Gears 5 will feature cosmetic microtransactions that its developers think are "very player-centric, player-friendly."

Gamescom 2019 has been an important event for Gears 5 from The Coalition and Xbox Game Studios as we have seen Horde mode for the first time as well as more of the game’s campaign. As it is out in less than a month, the game is being shown to press and fans alike at Gamescom so we are learning even more about the game, including how it is approaching microtransactions. Multiplayer Design Director Ryan Cleven told GamesIndustry.biz that Gears 5 will not have loot boxes, but will have microtransactions that the developers believe are “a very player-centric, player-friendly way of doing customization and monetization.”

Basically, real money can be used to buy Iron, an in-game currency system that can for cosmetics. If players choose to not pay real money for these things, they can still be unlocked through the Tour of Duty and Supply systems. As Gears 5 will not have a Season Pass, heroes can also be purchased with real money or obtained by playing the game a lot like DLC characters in Street Fighter V. Cleven believes this monetization system shows that The Coalition is “ahead of the industry here in getting rid of loot boxes and making sure that we can both service people that are looking to accelerate their progression or earn cosmetics using money but also keeping the integrity of the game experience.”

These systems may seem reactionary following the microtransaction and loot box fiasco that was Star Wars: Battlefront II from EA, but Cleven said that this wasn’t the case to GamesIndustry.biz:

We had made that decision before all that happened. We were sort of reading the tea leaves, I guess, and we were one of the earliest to adopt card packs inside our game. We thought we’d done it quite elegantly in Gears 4 — some people liked it, some people didn’t. There were other companies and other games that would have done it differently that people were less happy about.

We put the challenge to ourselves: can we still provide purchasable things to players that want to purchase and still have the rest of the players really enjoy the system? That was a challenge we set right from the beginning of Gears 5…We just felt that [loot boxes] weren’t a good fit for Gears and we wanted to be ahead of the curve looking for possible solutions, even before all the controversy.”

Though many players still outright hate microtransactions, these comments from Gears 5’s Multiplayer Design Director do give us a better idea of how developers choose to implement monetization schemes into their games.
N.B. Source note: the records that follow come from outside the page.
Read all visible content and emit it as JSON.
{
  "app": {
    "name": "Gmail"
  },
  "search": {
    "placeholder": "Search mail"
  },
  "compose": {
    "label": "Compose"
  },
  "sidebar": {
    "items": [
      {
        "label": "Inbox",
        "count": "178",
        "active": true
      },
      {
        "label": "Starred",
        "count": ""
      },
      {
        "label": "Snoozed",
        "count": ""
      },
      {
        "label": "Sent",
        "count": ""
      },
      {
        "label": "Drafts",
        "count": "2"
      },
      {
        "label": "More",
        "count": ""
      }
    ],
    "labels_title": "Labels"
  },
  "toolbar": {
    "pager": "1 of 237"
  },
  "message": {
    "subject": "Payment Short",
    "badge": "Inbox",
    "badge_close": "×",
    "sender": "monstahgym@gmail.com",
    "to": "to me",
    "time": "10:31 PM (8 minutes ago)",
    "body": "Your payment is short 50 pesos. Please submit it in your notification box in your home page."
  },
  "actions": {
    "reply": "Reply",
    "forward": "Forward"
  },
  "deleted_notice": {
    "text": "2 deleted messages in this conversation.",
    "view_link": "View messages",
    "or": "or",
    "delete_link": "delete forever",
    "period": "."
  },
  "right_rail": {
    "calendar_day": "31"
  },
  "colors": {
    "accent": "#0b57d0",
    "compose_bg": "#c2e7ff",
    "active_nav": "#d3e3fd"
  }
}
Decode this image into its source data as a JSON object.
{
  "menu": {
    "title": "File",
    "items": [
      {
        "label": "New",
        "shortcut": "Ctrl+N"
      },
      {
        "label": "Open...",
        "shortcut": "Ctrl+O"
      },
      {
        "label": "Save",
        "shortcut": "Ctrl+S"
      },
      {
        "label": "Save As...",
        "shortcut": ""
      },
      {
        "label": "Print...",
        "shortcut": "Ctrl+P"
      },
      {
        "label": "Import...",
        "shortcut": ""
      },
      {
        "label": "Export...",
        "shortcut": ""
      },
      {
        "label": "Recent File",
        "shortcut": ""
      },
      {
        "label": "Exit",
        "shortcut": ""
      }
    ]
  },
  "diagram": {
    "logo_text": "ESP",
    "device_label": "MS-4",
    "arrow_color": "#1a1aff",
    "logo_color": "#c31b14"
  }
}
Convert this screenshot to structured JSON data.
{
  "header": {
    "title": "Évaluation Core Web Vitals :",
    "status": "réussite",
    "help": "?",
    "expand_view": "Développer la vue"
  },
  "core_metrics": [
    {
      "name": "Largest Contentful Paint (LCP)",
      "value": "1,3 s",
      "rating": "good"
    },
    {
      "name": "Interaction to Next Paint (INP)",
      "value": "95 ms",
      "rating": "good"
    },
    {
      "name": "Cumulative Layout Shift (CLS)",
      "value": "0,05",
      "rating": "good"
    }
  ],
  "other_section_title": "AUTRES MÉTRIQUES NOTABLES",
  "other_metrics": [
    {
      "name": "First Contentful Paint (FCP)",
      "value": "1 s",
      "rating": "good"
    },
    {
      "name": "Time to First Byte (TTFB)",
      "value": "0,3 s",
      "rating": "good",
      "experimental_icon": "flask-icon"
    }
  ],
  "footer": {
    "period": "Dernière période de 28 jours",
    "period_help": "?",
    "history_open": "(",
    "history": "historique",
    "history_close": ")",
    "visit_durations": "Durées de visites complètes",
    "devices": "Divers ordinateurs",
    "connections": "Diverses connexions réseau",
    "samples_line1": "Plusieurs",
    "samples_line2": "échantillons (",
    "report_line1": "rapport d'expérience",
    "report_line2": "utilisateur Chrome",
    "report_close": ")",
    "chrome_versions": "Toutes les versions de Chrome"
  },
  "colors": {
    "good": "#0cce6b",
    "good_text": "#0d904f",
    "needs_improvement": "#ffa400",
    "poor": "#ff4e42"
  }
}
Gears 5 comes out for PC and Xbox One on September 10, 2019 and can be pre-ordered on Amazon.


This post contains affiliate links where DualShockers gets a small commission on sales. Any and all support helps keep DualShockers as a standalone, independent platform for less-mainstream opinions and news coverage.